MATERIAL SUPPLIED:
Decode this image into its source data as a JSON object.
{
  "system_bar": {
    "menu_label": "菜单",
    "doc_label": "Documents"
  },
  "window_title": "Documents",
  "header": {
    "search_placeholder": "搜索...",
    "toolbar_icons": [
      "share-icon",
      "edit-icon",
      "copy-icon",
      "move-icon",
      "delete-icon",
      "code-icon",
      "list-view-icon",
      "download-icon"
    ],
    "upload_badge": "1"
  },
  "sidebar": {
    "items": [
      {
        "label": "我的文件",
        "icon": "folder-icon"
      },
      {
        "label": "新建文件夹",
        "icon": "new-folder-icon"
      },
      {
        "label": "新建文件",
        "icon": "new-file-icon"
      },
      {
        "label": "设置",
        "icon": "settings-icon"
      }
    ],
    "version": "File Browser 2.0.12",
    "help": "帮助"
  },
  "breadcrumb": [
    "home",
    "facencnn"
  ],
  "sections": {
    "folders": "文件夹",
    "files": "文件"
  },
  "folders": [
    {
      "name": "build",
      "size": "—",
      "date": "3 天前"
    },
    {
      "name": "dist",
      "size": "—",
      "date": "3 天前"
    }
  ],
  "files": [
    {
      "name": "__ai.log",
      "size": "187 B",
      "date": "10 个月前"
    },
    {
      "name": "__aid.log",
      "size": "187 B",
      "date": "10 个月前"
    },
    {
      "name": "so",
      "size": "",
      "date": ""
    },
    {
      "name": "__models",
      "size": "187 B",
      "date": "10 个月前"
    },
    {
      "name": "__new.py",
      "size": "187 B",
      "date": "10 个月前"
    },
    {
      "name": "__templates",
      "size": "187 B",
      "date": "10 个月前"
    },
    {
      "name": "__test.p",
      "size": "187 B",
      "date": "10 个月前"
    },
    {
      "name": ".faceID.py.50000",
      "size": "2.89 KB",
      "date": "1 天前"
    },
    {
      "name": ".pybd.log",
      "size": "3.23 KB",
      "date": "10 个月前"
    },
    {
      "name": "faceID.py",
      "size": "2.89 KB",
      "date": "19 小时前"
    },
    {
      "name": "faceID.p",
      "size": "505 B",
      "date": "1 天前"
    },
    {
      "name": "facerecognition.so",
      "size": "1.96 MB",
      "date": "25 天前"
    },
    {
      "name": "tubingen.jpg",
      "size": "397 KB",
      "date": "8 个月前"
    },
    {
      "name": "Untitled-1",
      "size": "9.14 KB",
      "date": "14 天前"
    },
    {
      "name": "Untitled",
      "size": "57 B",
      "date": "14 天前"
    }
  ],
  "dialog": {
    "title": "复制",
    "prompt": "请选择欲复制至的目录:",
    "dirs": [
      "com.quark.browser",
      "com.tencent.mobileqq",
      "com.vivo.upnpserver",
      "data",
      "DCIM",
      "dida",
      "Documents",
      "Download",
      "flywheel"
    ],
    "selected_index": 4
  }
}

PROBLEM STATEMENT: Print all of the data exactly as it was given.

FINISHED TASK:
Decode this image into its source data as a JSON object.
{
  "system_bar": {
    "menu_label": "菜单",
    "doc_label": "Documents"
  },
  "window_title": "Documents",
  "header": {
    "search_placeholder": "搜索...",
    "toolbar_icons": [
      "share-icon",
      "edit-icon",
      "copy-icon",
      "move-icon",
      "delete-icon",
      "code-icon",
      "list-view-icon",
      "download-icon"
    ],
    "upload_badge": "1"
  },
  "sidebar": {
    "items": [
      {
        "label": "我的文件",
        "icon": "folder-icon"
      },
      {
        "label": "新建文件夹",
        "icon": "new-folder-icon"
      },
      {
        "label": "新建文件",
        "icon": "new-file-icon"
      },
      {
        "label": "设置",
        "icon": "settings-icon"
      }
    ],
    "version": "File Browser 2.0.12",
    "help": "帮助"
  },
  "breadcrumb": [
    "home",
    "facencnn"
  ],
  "sections": {
    "folders": "文件夹",
    "files": "文件"
  },
  "folders": [
    {
      "name": "build",
      "size": "—",
      "date": "3 天前"
    },
    {
      "name": "dist",
      "size": "—",
      "date": "3 天前"
    }
  ],
  "files": [
    {
      "name": "__ai.log",
      "size": "187 B",
      "date": "10 个月前"
    },
    {
      "name": "__aid.log",
      "size": "187 B",
      "date": "10 个月前"
    },
    {
      "name": "so",
      "size": "",
      "date": ""
    },
    {
      "name": "__models",
      "size": "187 B",
      "date": "10 个月前"
    },
    {
      "name": "__new.py",
      "size": "187 B",
      "date": "10 个月前"
    },
    {
      "name": "__templates",
      "size": "187 B",
      "date": "10 个月前"
    },
    {
      "name": "__test.p",
      "size": "187 B",
      "date": "10 个月前"
    },
    {
      "name": ".faceID.py.50000",
      "size": "2.89 KB",
      "date": "1 天前"
    },
    {
      "name": ".pybd.log",
      "size": "3.23 KB",
      "date": "10 个月前"
    },
    {
      "name": "faceID.py",
      "size": "2.89 KB",
      "date": "19 小时前"
    },
    {
      "name": "faceID.p",
      "size": "505 B",
      "date": "1 天前"
    },
    {
      "name": "facerecognition.so",
      "size": "1.96 MB",
      "date": "25 天前"
    },
    {
      "name": "tubingen.jpg",
      "size": "397 KB",
      "date": "8 个月前"
    },
    {
      "name": "Untitled-1",
      "size": "9.14 KB",
      "date": "14 天前"
    },
    {
      "name": "Untitled",
      "size": "57 B",
      "date": "14 天前"
    }
  ],
  "dialog": {
    "title": "复制",
    "prompt": "请选择欲复制至的目录:",
    "dirs": [
      "com.quark.browser",
      "com.tencent.mobileqq",
      "com.vivo.upnpserver",
      "data",
      "DCIM",
      "dida",
      "Documents",
      "Download",
      "flywheel"
    ],
    "selected_index": 4
  }
}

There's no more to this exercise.